▶ [Problem statement]
Scan the listing for the word "title", and copy out each line where it is found.

▶ [Provided information]
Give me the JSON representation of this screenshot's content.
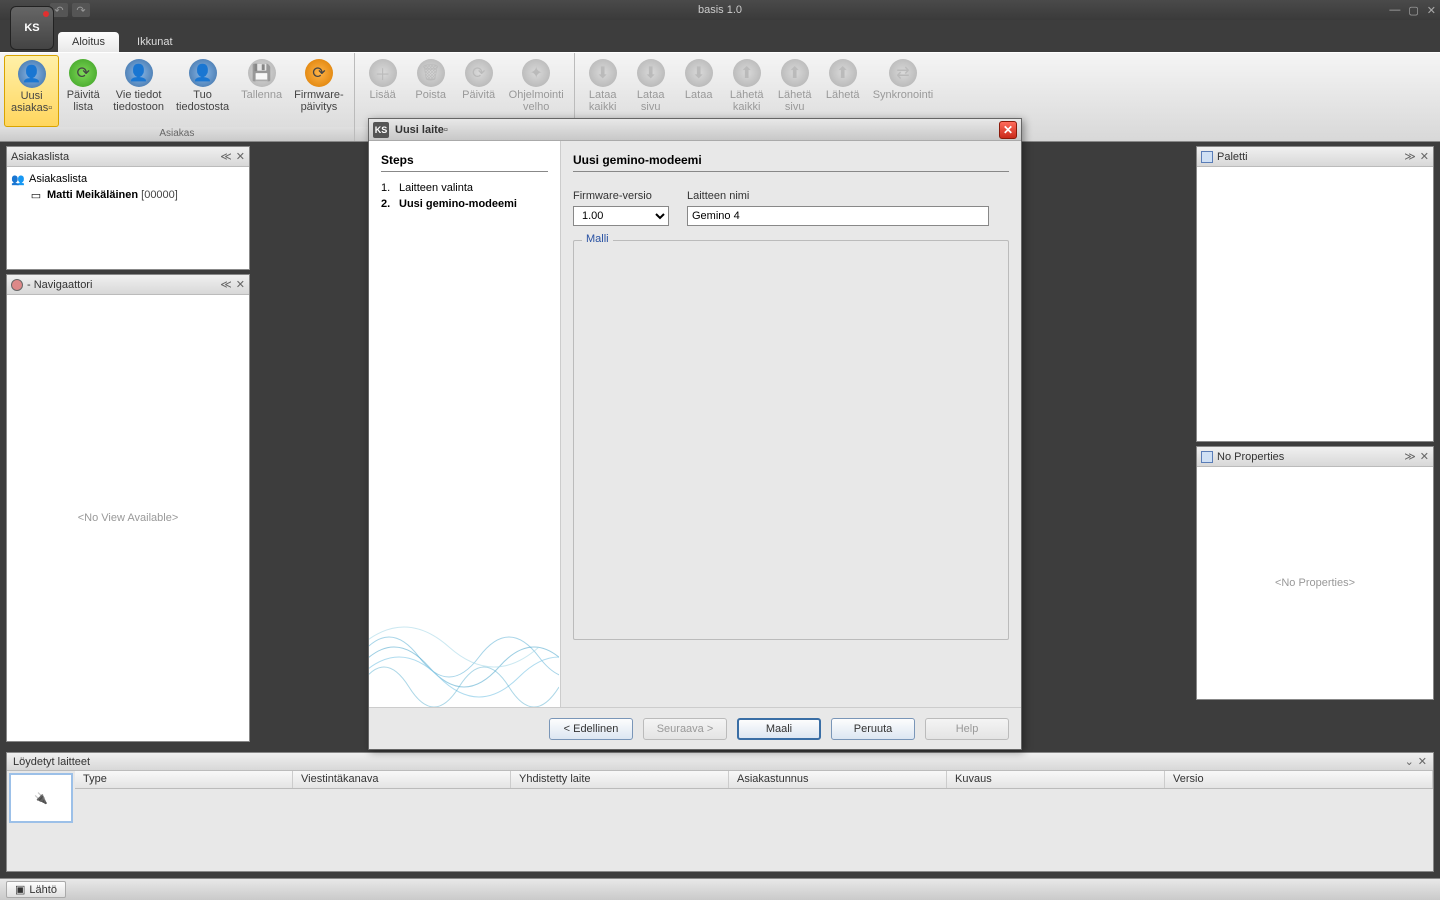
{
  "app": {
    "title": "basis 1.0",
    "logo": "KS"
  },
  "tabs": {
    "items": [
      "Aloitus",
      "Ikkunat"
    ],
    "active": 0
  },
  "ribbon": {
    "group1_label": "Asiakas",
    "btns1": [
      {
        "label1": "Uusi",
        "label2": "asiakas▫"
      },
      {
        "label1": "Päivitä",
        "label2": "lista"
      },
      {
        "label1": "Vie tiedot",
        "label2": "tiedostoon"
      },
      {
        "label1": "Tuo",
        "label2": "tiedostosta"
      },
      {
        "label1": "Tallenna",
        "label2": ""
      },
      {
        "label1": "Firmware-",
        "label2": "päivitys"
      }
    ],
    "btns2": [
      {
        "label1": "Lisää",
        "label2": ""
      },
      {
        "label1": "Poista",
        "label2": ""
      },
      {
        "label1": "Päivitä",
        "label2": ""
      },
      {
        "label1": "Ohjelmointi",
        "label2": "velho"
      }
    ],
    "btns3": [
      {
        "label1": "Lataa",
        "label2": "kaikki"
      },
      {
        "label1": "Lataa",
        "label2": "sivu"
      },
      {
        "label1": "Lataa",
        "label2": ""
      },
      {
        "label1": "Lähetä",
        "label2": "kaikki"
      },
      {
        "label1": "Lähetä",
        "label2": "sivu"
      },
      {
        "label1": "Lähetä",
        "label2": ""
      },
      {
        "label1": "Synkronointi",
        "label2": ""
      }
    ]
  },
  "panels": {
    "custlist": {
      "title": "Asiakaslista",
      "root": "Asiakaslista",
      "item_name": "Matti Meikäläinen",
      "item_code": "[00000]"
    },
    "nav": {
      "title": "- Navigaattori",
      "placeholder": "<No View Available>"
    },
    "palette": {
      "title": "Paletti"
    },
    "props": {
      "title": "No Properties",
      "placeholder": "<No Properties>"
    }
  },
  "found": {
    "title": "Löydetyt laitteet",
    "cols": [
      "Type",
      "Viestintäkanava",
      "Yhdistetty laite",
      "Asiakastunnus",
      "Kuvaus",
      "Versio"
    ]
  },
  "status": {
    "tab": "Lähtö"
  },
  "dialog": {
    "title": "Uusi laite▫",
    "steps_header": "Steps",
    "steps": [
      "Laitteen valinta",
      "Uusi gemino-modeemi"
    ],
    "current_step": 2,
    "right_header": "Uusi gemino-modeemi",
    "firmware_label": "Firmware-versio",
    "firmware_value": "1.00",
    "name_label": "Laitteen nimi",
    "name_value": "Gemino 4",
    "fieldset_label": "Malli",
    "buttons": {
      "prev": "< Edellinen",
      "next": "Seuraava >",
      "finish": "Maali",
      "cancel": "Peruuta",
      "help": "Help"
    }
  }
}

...

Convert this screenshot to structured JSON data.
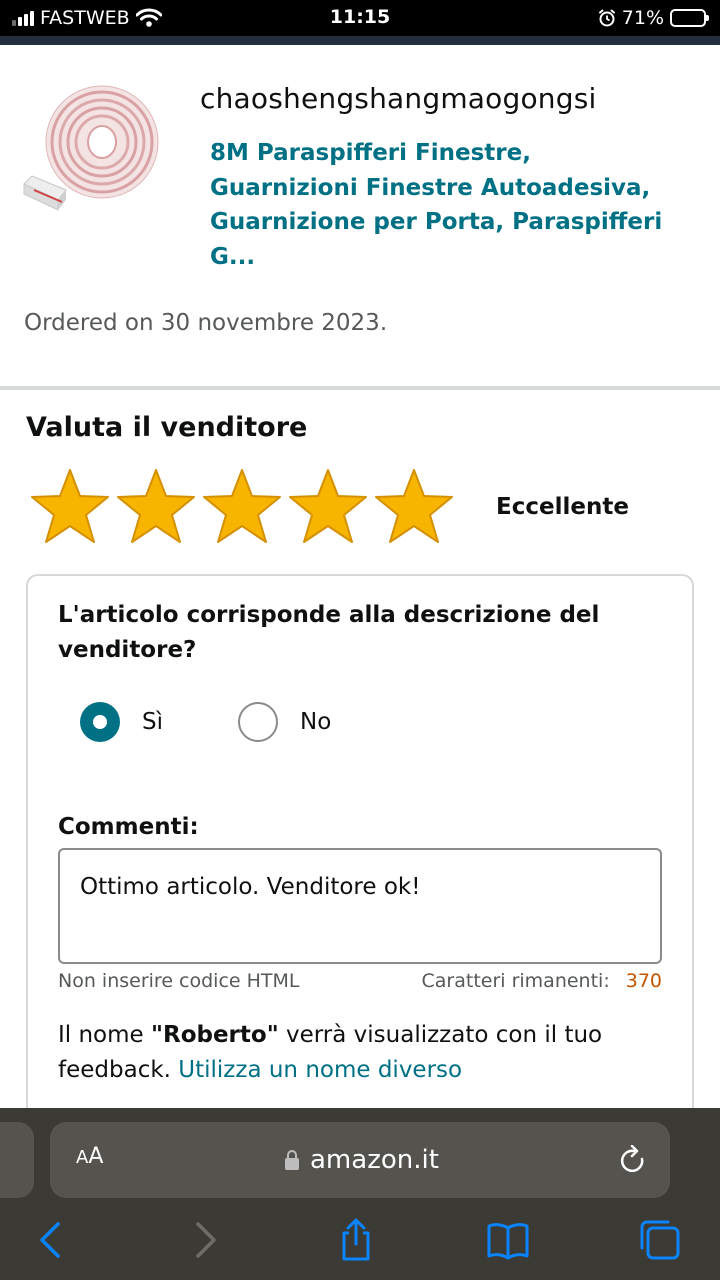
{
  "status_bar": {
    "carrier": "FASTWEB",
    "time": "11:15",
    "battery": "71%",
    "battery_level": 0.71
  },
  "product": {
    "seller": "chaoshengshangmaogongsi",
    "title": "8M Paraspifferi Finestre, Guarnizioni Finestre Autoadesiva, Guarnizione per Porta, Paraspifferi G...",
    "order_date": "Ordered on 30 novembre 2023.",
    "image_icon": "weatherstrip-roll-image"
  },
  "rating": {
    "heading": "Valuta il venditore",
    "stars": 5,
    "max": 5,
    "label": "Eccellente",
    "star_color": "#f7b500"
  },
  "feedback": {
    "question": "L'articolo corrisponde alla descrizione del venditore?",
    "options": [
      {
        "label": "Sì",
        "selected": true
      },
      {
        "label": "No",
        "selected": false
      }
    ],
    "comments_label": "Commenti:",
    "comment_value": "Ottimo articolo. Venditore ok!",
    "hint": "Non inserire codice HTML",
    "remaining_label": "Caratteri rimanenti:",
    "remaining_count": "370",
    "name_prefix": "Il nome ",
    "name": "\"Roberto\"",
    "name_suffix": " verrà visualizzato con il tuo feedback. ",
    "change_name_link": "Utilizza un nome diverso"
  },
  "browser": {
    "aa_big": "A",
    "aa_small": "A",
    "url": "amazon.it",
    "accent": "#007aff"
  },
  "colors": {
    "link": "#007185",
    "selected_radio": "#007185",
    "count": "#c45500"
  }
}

▶ [Completed task]
    "title": "basis 1.0",
      "title": "Asiakaslista",
      "title": "- Navigaattori",
      "title": "Paletti"
      "title": "No Properties",
    "title": "Löydetyt laitteet",
    "title": "Uusi laite▫",
    "title": "8M Paraspifferi Finestre, Guarnizioni Finestre Autoadesiva, Guarnizione per Porta, Paraspifferi G...",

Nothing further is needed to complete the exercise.